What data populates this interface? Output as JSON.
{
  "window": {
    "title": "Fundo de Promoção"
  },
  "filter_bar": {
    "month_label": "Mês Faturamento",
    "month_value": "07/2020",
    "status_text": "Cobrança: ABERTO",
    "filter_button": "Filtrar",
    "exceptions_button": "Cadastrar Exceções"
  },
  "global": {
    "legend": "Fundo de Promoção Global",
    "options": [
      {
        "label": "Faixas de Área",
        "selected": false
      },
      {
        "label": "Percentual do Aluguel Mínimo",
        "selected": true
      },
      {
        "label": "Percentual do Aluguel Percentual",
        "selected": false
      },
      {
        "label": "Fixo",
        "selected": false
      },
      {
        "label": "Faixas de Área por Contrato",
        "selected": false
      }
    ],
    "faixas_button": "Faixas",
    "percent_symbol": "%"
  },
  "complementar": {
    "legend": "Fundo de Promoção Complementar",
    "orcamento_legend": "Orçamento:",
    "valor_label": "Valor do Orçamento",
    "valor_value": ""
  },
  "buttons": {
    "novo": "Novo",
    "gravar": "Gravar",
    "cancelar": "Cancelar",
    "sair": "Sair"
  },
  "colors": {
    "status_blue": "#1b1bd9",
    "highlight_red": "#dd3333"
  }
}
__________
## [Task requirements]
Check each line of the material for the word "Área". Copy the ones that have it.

## [Answer space]
        "label": "Faixas de Área",
        "label": "Faixas de Área por Contrato",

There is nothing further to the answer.